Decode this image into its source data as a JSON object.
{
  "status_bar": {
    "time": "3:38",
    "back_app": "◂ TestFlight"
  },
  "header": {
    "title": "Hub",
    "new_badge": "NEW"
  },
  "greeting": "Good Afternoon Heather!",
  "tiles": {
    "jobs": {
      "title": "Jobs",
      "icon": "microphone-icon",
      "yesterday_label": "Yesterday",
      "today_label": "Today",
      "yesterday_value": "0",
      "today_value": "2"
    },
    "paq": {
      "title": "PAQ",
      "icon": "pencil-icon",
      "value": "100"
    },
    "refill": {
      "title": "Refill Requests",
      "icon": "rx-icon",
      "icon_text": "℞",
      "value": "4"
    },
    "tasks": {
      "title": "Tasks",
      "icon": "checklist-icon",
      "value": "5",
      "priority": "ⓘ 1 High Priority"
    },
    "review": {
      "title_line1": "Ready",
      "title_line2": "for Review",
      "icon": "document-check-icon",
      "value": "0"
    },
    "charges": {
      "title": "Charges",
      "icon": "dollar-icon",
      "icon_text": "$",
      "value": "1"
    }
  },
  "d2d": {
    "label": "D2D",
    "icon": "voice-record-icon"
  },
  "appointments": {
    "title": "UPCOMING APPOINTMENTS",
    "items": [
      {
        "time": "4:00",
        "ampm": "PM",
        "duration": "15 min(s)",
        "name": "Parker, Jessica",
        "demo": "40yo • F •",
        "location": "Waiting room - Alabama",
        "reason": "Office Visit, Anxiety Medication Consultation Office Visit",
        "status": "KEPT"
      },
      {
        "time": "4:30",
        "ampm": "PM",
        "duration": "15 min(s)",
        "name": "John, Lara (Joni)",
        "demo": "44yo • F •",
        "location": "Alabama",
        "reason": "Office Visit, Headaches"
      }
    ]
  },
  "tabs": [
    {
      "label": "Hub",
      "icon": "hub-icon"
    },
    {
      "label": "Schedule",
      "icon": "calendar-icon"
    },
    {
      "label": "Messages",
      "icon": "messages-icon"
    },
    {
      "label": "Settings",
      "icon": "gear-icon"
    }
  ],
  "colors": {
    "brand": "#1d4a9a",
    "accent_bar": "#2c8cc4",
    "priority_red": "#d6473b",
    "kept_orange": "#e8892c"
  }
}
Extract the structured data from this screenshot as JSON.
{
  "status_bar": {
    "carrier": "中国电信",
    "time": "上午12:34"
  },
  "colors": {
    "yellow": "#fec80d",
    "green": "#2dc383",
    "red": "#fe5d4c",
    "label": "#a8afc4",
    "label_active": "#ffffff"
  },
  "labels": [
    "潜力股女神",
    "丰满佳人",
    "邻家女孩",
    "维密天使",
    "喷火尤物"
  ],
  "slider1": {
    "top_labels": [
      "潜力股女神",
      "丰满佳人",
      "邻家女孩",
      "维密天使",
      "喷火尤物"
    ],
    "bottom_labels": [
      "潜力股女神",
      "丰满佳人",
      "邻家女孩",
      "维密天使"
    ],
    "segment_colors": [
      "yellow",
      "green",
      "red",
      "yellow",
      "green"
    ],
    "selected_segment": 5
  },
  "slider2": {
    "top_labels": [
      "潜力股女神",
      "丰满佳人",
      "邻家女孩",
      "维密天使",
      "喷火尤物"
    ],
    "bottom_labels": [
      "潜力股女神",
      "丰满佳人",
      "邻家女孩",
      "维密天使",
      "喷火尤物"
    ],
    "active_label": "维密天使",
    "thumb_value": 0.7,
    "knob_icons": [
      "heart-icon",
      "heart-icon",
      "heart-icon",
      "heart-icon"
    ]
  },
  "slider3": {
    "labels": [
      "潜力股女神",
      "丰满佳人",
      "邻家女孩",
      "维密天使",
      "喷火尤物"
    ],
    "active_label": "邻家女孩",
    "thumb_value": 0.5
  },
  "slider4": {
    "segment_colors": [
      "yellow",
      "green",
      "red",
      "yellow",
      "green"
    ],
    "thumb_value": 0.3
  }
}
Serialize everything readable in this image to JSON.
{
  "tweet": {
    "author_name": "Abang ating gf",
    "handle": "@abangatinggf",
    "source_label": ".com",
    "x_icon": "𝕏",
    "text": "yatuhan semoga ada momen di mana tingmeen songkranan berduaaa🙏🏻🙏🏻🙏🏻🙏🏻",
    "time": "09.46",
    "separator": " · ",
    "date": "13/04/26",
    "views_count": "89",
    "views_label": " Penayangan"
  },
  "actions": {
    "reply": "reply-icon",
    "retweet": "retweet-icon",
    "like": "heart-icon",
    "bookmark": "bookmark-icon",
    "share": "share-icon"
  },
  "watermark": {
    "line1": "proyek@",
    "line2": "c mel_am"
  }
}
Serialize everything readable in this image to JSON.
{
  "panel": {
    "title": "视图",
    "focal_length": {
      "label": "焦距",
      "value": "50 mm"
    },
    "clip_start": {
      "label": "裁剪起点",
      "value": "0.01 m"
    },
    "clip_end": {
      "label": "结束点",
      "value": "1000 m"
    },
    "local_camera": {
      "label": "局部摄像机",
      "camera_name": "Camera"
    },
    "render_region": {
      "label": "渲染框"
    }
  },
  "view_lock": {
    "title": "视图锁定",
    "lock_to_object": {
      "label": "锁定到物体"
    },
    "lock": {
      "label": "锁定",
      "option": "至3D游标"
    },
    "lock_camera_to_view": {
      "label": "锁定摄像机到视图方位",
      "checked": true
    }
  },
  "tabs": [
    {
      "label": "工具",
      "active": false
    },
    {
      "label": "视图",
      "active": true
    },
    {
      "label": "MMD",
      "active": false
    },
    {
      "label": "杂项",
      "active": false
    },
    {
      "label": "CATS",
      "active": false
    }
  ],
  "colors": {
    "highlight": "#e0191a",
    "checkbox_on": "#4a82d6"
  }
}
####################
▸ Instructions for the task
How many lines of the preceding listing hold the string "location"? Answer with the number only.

▸ Answer to this problem
2